(Website and app data records)
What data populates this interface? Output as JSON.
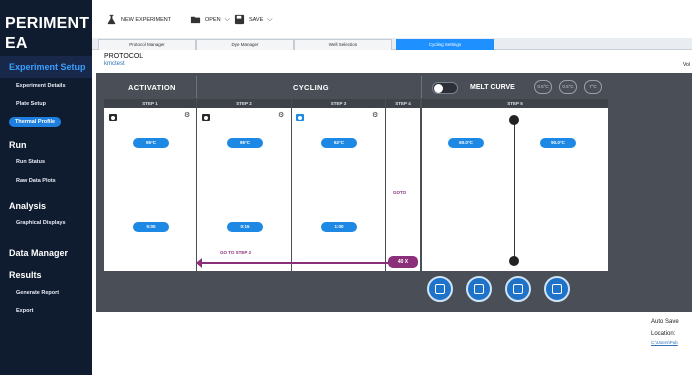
{
  "sidebar": {
    "title_line1": "PERIMENT",
    "title_line2": "EA",
    "sections": [
      {
        "label": "Experiment Setup",
        "items": [
          "Experiment Details",
          "Plate Setup",
          "Thermal Profile"
        ]
      },
      {
        "label": "Run",
        "items": [
          "Run Status",
          "Raw Data Plots"
        ]
      },
      {
        "label": "Analysis",
        "items": [
          "Graphical Displays"
        ]
      },
      {
        "label": "Data Manager",
        "items": []
      },
      {
        "label": "Results",
        "items": [
          "Generate Report",
          "Export"
        ]
      }
    ],
    "active_item": "Thermal Profile"
  },
  "toolbar": {
    "new_label": "NEW EXPERIMENT",
    "open_label": "OPEN",
    "save_label": "SAVE"
  },
  "tabs": [
    "Protocol Manager",
    "Dye Manager",
    "Well Selection",
    "Cycling Settings"
  ],
  "active_tab": "Cycling Settings",
  "protocol": {
    "label": "PROTOCOL",
    "name": "kmctest",
    "vol_label": "Vol"
  },
  "stages": {
    "activation": "ACTIVATION",
    "cycling": "CYCLING",
    "melt_curve": "MELT CURVE",
    "melt_enabled": false
  },
  "circle_buttons": [
    "0.5°C",
    "0.5°C",
    "7°C"
  ],
  "steps": [
    {
      "label": "STEP 1",
      "temp": "95°C",
      "time": "5:00"
    },
    {
      "label": "STEP 2",
      "temp": "95°C",
      "time": "0:15"
    },
    {
      "label": "STEP 3",
      "temp": "62°C",
      "time": "1:00"
    },
    {
      "label": "STEP 4",
      "goto": "GOTO"
    },
    {
      "label": "STEP 5",
      "temp_a": "60.0°C",
      "temp_b": "90.0°C"
    }
  ],
  "goto_step_text": "GO TO STEP 2",
  "loop_count": "40 X",
  "footer": {
    "autosave": "Auto Save",
    "location_label": "Location:",
    "location_path": "C:\\Users\\Pub"
  },
  "colors": {
    "sidebar_bg": "#0f1b2e",
    "accent": "#1e88e5",
    "loop": "#8b2f7a",
    "panel_bg": "#4a4f57"
  }
}
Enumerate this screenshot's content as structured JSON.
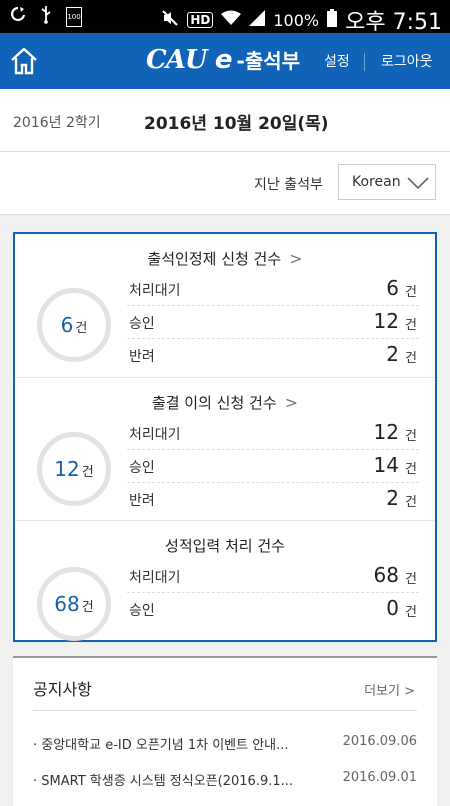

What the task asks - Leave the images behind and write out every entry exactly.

Problem solution -
What data populates this interface? Output as JSON.
{
  "sidebar": {
    "title_line1": "PERIMENT",
    "title_line2": "EA",
    "sections": [
      {
        "label": "Experiment Setup",
        "items": [
          "Experiment Details",
          "Plate Setup",
          "Thermal Profile"
        ]
      },
      {
        "label": "Run",
        "items": [
          "Run Status",
          "Raw Data Plots"
        ]
      },
      {
        "label": "Analysis",
        "items": [
          "Graphical Displays"
        ]
      },
      {
        "label": "Data Manager",
        "items": []
      },
      {
        "label": "Results",
        "items": [
          "Generate Report",
          "Export"
        ]
      }
    ],
    "active_item": "Thermal Profile"
  },
  "toolbar": {
    "new_label": "NEW EXPERIMENT",
    "open_label": "OPEN",
    "save_label": "SAVE"
  },
  "tabs": [
    "Protocol Manager",
    "Dye Manager",
    "Well Selection",
    "Cycling Settings"
  ],
  "active_tab": "Cycling Settings",
  "protocol": {
    "label": "PROTOCOL",
    "name": "kmctest",
    "vol_label": "Vol"
  },
  "stages": {
    "activation": "ACTIVATION",
    "cycling": "CYCLING",
    "melt_curve": "MELT CURVE",
    "melt_enabled": false
  },
  "circle_buttons": [
    "0.5°C",
    "0.5°C",
    "7°C"
  ],
  "steps": [
    {
      "label": "STEP 1",
      "temp": "95°C",
      "time": "5:00"
    },
    {
      "label": "STEP 2",
      "temp": "95°C",
      "time": "0:15"
    },
    {
      "label": "STEP 3",
      "temp": "62°C",
      "time": "1:00"
    },
    {
      "label": "STEP 4",
      "goto": "GOTO"
    },
    {
      "label": "STEP 5",
      "temp_a": "60.0°C",
      "temp_b": "90.0°C"
    }
  ],
  "goto_step_text": "GO TO STEP 2",
  "loop_count": "40 X",
  "footer": {
    "autosave": "Auto Save",
    "location_label": "Location:",
    "location_path": "C:\\Users\\Pub"
  },
  "colors": {
    "sidebar_bg": "#0f1b2e",
    "accent": "#1e88e5",
    "loop": "#8b2f7a",
    "panel_bg": "#4a4f57"
  }
}
Enumerate this screenshot's content as structured JSON.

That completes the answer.